Mangla said DC has made progress in vaccinating black residents at its Friday walk-in clinics, which do not require pre-registration, and starting August 19 there will also be no need for names. or date of birth.
Nearly 50% of monkeypox cases in the city occur in white men, compared to 36% in black men, he said. Of those who pre-registered for a vaccination through the city’s website, 21% are black, but that number rose to 54% for walk-in clinics, Mangla said.
Additionally, the city has reserved 35% of its doses for black residents and 20% for immunocompromised people, including those who are HIV-positive. “It was about assessing and addressing some of the equity issues that we were seeing in cases and in vaccination clinics,” he said.
Reporting of public data is inconsistent across the DC region. Although Maryland does not publish monkeypox data online, the Virginia Department of Health maintains a dashboard, which is updated daily, with case counts as well as outbreak data. by region, gender, age group, race and ethnicity.
On Tuesday, Virginia reported 213 cases, including 150 in Northern Virginia. Men in their 20s and 30s account for about 80% of cases. About 35% of cases have occurred in black men and 32% of cases in white men, according to the data. State public health officials say they are working with 35 health departments to gather information on who is accessing the vaccine and plan to post it online soon as well.
As DC Health chief leaves, vaccine equity returns to center stage

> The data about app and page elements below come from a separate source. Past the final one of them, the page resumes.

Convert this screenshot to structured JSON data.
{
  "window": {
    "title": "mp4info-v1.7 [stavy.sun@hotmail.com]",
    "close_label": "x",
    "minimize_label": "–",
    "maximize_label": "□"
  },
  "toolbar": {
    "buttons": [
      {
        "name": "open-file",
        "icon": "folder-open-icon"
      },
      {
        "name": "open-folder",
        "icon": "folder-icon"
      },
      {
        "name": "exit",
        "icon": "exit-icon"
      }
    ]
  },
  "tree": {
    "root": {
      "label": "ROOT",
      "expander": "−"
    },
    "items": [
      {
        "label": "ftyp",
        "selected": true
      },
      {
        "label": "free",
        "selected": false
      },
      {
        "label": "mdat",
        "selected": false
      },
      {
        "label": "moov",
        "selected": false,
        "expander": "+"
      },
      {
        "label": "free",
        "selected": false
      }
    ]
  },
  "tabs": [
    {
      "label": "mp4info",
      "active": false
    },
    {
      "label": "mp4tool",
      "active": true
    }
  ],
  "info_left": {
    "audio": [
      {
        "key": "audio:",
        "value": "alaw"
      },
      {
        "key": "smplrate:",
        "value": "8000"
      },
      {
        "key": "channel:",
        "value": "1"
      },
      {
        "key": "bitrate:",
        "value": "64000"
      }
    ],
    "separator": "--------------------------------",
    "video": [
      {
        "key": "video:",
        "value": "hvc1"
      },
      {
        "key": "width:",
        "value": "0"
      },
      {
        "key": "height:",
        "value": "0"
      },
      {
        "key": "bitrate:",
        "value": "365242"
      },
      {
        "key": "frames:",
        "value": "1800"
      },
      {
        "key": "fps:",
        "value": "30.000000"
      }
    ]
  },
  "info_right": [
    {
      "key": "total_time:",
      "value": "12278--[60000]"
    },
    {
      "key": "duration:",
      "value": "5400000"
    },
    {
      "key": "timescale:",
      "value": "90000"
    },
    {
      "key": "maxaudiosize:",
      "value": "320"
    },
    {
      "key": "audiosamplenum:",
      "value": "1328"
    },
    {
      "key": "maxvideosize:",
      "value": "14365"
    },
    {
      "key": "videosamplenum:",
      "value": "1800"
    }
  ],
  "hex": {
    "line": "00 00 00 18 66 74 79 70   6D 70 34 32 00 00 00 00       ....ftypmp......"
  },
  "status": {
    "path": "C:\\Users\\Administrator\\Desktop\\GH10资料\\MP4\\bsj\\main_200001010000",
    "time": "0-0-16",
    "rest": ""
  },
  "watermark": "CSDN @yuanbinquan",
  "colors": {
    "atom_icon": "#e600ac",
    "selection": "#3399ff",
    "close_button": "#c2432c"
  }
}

“Covid has reminded us of the importance of understanding the different populations that are affected by a condition and the importance of looking at data through an equity lens to ensure we have the resources, prevention strategies and vaccines we need to [serve] populations that are affected,” Laurie Forlano, deputy director of the office of epidemiology, said in an interview Tuesday.
The Virginia Department of Health also plans to hold listening sessions with clinical providers and town halls to ensure those most at risk have all the information they need to decide whether to get vaccinated. as well as fair access to appointments, Forlano said.
Back in the district, Monday’s letter marks the latest example of lawmakers pressing the health department on its vaccination strategy and data reporting.
In a contentious call with DC Health at the start of the pandemic, lawmakers pointed out that residents of affluent neighborhoods monopolized rare vaccine appointments at the expense of hard-hit neighborhoods. And in May, board members urged Nesbitt to update case data more frequently, prompting him to write in a letter obtained by Axios that their public criticisms risked “undermining trust in DC Health and public health.” “.
In the board members’ letter, they asked Lewis how the department was using the lessons it had learned during the coronavirus pandemic, particularly with communication and vaccine distribution.
“We didn’t know there was an inequitable distribution of the coronavirus vaccine until we saw the data, and then we saw it was skewed,” Silverman recalled. “It just builds public confidence when you release information – maybe DC Health has done a great job and we encourage them.”